Fifteen-year-old Yerma, newly married to Juan, arrives in her husband’s village determined to be the model wife. But as the seasons pass, and she fails to conceive, Juan begins to spend more and more time tending his sheep and Yerma seeks help from a local soothsayer with tragic consequences.

In the title role, Ty Glaser, initially a little over-breathy and earnest, soon settles in and conveys Yerma’s childlike naivety about sex, about conceiving and bearing children, about her husband and, later, her acceptance that she must be at fault, with an intensity that is heartbreaking to watch.

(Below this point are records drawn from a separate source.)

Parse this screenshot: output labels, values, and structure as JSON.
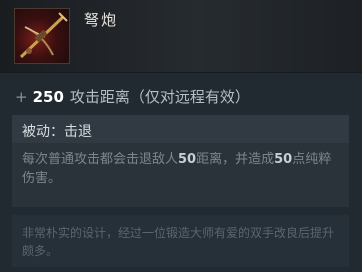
{
  "item": {
    "name": "弩炮",
    "icon": "ballista-icon"
  },
  "attribute": {
    "prefix": "+",
    "value": "250",
    "label": "攻击距离（仅对远程有效）"
  },
  "ability": {
    "title": "被动：击退",
    "desc_part1": "每次普通攻击都会击退敌人",
    "distance": "50",
    "desc_part2": "距离，并造成",
    "damage": "50",
    "desc_part3": "点纯粹伤害。"
  },
  "lore": {
    "text": "非常朴实的设计，经过一位锻造大师有爱的双手改良后提升颇多。"
  },
  "colors": {
    "background": "#222a31",
    "highlight": "#ffffff",
    "muted": "#7d858d"
  }
}
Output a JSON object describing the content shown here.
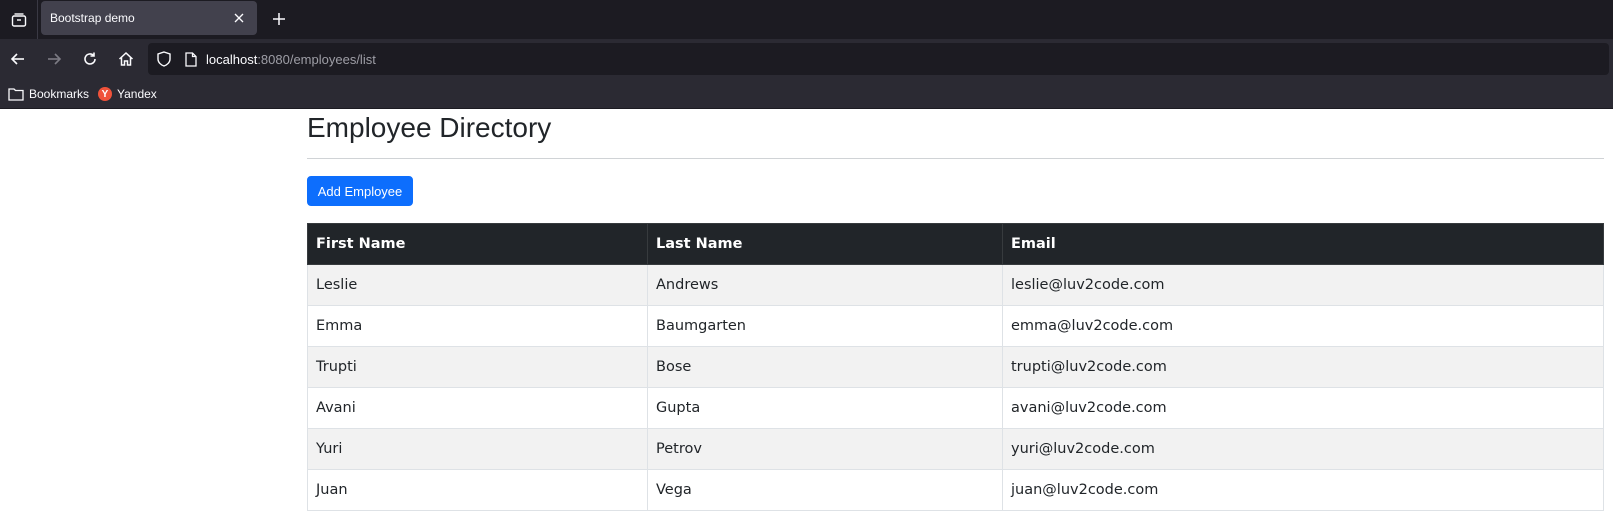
{
  "browser": {
    "tab": {
      "title": "Bootstrap demo"
    },
    "url": {
      "host": "localhost",
      "rest": ":8080/employees/list"
    },
    "bookmarks": [
      {
        "label": "Bookmarks",
        "icon": "folder-icon"
      },
      {
        "label": "Yandex",
        "icon": "yandex-favicon",
        "favicon_letter": "Y",
        "favicon_color": "#f0523a"
      }
    ]
  },
  "page": {
    "title": "Employee Directory",
    "add_button_label": "Add Employee",
    "accent_color": "#0d6efd",
    "table": {
      "headers": [
        "First Name",
        "Last Name",
        "Email"
      ],
      "rows": [
        [
          "Leslie",
          "Andrews",
          "leslie@luv2code.com"
        ],
        [
          "Emma",
          "Baumgarten",
          "emma@luv2code.com"
        ],
        [
          "Trupti",
          "Bose",
          "trupti@luv2code.com"
        ],
        [
          "Avani",
          "Gupta",
          "avani@luv2code.com"
        ],
        [
          "Yuri",
          "Petrov",
          "yuri@luv2code.com"
        ],
        [
          "Juan",
          "Vega",
          "juan@luv2code.com"
        ]
      ]
    }
  }
}
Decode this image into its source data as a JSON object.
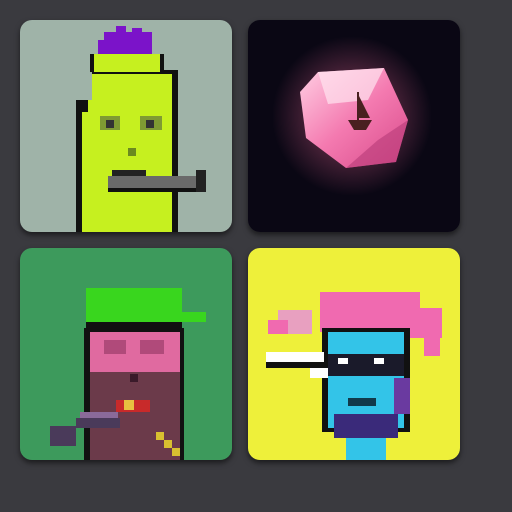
{
  "tiles": [
    {
      "id": "green-alien-punk",
      "background": "#9fb3a8",
      "skin": "#c6f01f",
      "hair": "#7b13c9",
      "cigarette": "#6a6a6a"
    },
    {
      "id": "pink-crystal-gem",
      "background": "#0a0714",
      "gem": "#f47ab0",
      "glow": "#ff6fa0"
    },
    {
      "id": "pink-mask-punk",
      "background": "#3d9a5c",
      "cap": "#39d61e",
      "skin": "#e06aa0",
      "pipe": "#4a3a5a"
    },
    {
      "id": "blue-pigtail-punk",
      "background": "#eef03a",
      "hair": "#f06ab0",
      "skin": "#33c4e8",
      "shades": "#1a1a2a"
    }
  ]
}
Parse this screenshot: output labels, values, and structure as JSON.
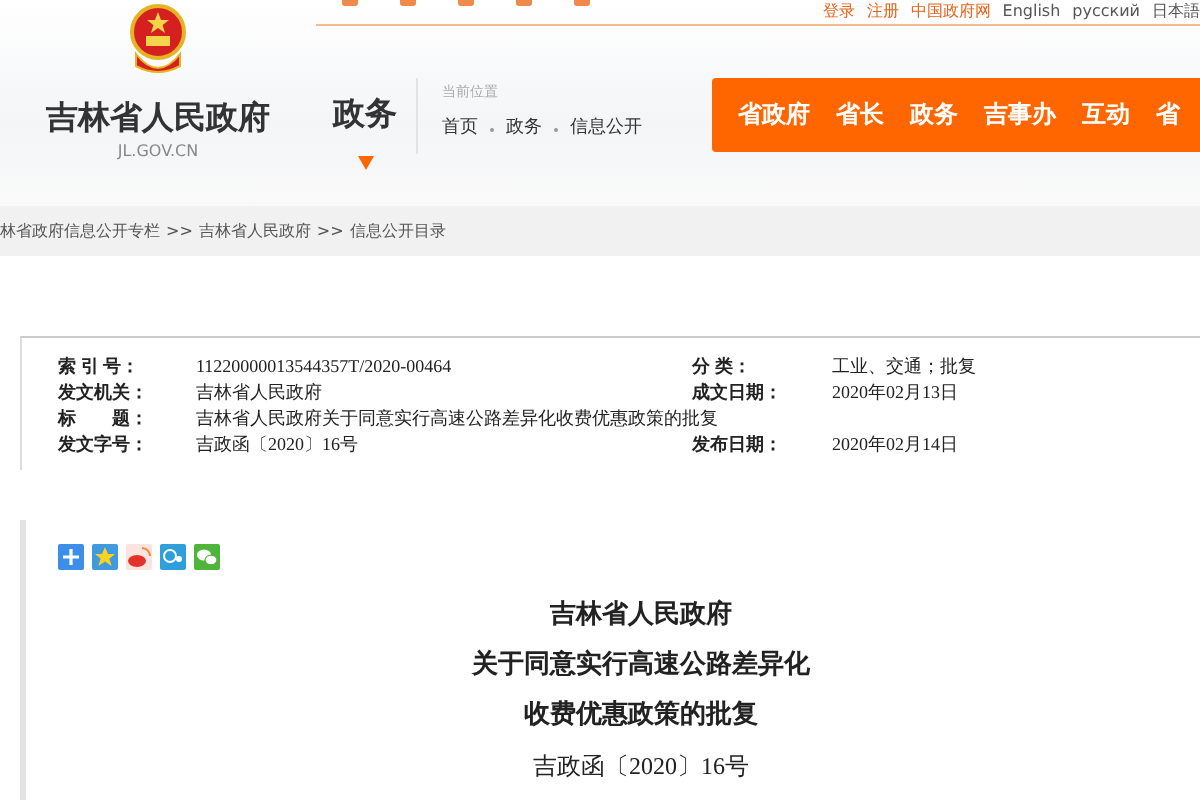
{
  "top_links": [
    "登录",
    "注册",
    "中国政府网",
    "English",
    "русский",
    "日本語"
  ],
  "site": {
    "name": "吉林省人民政府",
    "domain": "JL.GOV.CN"
  },
  "section": "政务",
  "location": {
    "label": "当前位置",
    "crumbs": [
      "首页",
      "政务",
      "信息公开"
    ]
  },
  "nav": [
    "省政府",
    "省长",
    "政务",
    "吉事办",
    "互动",
    "省"
  ],
  "breadcrumb": {
    "separator": ">>",
    "items": [
      "林省政府信息公开专栏",
      "吉林省人民政府",
      "信息公开目录"
    ]
  },
  "meta": [
    [
      {
        "label": "索 引 号：",
        "value": "11220000013544357T/2020-00464"
      },
      {
        "label": "分 类：",
        "value": "工业、交通；批复"
      }
    ],
    [
      {
        "label": "发文机关：",
        "value": "吉林省人民政府"
      },
      {
        "label": "成文日期：",
        "value": "2020年02月13日"
      }
    ],
    [
      {
        "label": "标　　题：",
        "value": "吉林省人民政府关于同意实行高速公路差异化收费优惠政策的批复"
      }
    ],
    [
      {
        "label": "发文字号：",
        "value": "吉政函〔2020〕16号"
      },
      {
        "label": "发布日期：",
        "value": "2020年02月14日"
      }
    ]
  ],
  "article": {
    "title_lines": [
      "吉林省人民政府",
      "关于同意实行高速公路差异化",
      "收费优惠政策的批复"
    ],
    "doc_number": "吉政函〔2020〕16号"
  }
}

She is well matched by Hasan Dixon as Yerma’s intransient, controlling husband who, Weigh suggests, is conflicted by an unresolved passion for another man.

YERMA, set in rural Spain and originally conceived as a tragic poem, is not an easy work to adapt for a contemporary audience, but Weigh succeeds in drawing out plenty of modern resonances. He concentrates on the damaging isolation of Yerma’s obsession, intensified by the pity of her friend Maria (Alison O’Donnell) who has babies “gushing” out of her”, as well as Juan’s ambivalence and the manipulative way in which he tries to deflect blame from himself.

Ruth Sutcliffe’s impressive sea of sand evokes a barren landscape, suggesting heat and aridity, at the same time as reflecting Yerma’s passionate nature laid waste by her despair.

Skilled performances, sensitive direction and an accessible text combine to make this YERMA a triumph. A wonderful evening of spellbinding theatre.

Originally published by Theatreworld